Even before the 58-year-old pastor’s sabbatical, MacDonald’s role at Harvest had shifted. At the start of the year, elders stated that his “primary focus has transitioned from building our ministries to securing a healthy succession that sets all our ministries up to flourish in the next generation.”
Two years ago, MacDonald moved away from overseeing the Harvest Bible Fellowship, a global network of churches, which eventually separated from Harvest completely to form the Great Commission Collective (GCC).
The former Harvest Bible Fellowship leaders now at GCC—which contains about 130 churches, more than half of which still have Harvest in their names—share concerns about the church’s leadership and are looking for transparency and repentance from MacDonald.
“In keeping with our past private statements to Harvest’s leadership and to our pastors—The primary issue is not reconciliation or peacemaking, it is repentance,” GCC elders said in a January 17 statement.
“A peacemaking process, while helpful for personal and relational reconciliation, is not the approach to address failed governance, biblical disqualification, and a toxic leadership environment.”
Muller, who has attended Harvest for five years and developed a friendship with MacDonald, wrote in a Daily Herald op-ed that he’d seen the best the church had to offer: MacDonald’s punchy sermons renewed Muller’s faith, brought his family back into Christian community, and taught him the truth of the gospel.

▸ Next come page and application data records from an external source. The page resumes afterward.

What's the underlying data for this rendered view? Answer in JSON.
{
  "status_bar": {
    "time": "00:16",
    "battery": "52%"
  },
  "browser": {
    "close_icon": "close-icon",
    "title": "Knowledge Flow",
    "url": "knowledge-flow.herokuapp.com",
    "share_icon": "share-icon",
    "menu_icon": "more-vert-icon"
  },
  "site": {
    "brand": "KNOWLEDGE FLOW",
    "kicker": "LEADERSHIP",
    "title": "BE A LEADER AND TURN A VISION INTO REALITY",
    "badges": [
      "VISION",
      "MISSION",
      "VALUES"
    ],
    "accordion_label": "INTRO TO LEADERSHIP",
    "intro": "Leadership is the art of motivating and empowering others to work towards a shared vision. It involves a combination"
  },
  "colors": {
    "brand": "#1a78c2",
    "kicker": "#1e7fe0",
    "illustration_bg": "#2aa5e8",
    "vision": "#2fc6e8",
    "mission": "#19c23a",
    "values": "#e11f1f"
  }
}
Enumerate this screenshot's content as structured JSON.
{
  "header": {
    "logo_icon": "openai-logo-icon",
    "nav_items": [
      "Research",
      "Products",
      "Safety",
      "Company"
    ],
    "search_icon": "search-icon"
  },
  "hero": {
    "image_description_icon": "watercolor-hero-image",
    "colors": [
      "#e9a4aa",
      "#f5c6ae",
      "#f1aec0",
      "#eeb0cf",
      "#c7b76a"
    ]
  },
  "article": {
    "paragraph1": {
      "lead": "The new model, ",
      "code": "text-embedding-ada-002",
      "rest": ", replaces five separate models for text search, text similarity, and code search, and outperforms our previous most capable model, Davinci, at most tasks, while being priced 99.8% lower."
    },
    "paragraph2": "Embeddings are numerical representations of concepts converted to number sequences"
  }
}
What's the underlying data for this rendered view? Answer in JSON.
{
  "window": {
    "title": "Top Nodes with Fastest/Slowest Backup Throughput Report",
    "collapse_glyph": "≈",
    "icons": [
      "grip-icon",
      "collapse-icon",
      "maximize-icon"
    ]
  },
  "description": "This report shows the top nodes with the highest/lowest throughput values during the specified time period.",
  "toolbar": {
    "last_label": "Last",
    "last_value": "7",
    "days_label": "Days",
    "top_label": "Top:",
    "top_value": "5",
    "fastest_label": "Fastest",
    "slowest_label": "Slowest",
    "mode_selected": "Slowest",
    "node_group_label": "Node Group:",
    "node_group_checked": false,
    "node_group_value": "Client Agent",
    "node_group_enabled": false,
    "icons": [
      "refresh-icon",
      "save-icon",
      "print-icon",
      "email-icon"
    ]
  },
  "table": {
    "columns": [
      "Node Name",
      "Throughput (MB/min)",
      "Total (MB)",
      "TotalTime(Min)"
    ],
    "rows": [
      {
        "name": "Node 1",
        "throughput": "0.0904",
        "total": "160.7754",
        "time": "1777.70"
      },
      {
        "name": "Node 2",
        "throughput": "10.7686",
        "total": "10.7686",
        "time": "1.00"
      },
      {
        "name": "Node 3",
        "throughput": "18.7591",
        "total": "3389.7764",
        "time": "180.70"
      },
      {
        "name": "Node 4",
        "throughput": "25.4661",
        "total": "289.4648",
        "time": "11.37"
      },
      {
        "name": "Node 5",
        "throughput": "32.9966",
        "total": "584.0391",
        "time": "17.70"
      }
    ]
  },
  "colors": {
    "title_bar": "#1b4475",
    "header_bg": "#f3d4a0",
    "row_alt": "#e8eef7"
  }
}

However, he ultimately agreed with the wave of backlash his pastor-friend now faced, condemning how MacDonald’s drama had overshadowed Harvest and threatening a class-action lawsuit yesterday if MacDonald remained its pastor for another week.
“Pray for those of us who donate 10 percent of our income and would like to know where the money really goes. Pray for those outside the faith who will never come to salvation because of how this appears to them,” Muller wrote in his op-ed. “For a great many, it’s time for the cult of personality of James MacDonald at Harvest chapter to close and the actual Bible to be opened again.”
Today on his edgy radio show, Muller said while he felt MacDonald’s firing had to happen, he also had “wanted nothing to do with any of it” and now “my part is done.”
“I feel like God was using me in this,” he said. “I hope it doesn’t chase people away from their spiritual quest—away from God.”
“I take no joy in this announcement,” said Muller. “But I hope the healing can begin, and I hope the abuse will stop.”
Roys also lamented the fallout of today’s news.
“Lastly, we need to comfort hurting today,” she wrote. “I know many people who attend Harvest or who have been impacted by MacDonald’s preaching are crushed today. As one person whom MacDonald led to the Lord remarked to me, ‘It’s like finding out your wife is a serial killer.’ The disillusionment, betrayal, and loss can be excruciating. This is a very vulnerable time for a lot of people and I am sure God weeps for every single wounded soul.”
Harvest numbers 13,000 attendees across seven locations, and the church began affiliating with the Southern Baptist Convention in 2015. In addition to leading Harvest, MacDonald acquired a massive evangelical following through his books, Bible studies, and Walk in the Word radio program, with more than a million fans on Facebook.
In announcing MacDonald’s termination, Harvest elders stated they are “committed to fulfilling our fiduciary duty as the leadership of this congregation, knowing that at times the outcome may be misunderstood or emotionally painful. … We sincerely thank you for your prayers, your support, and your patience as we work together to restore a trust in leadership, a humility to surrender to biblical authority, and a firm resolve to move forward as a church family.”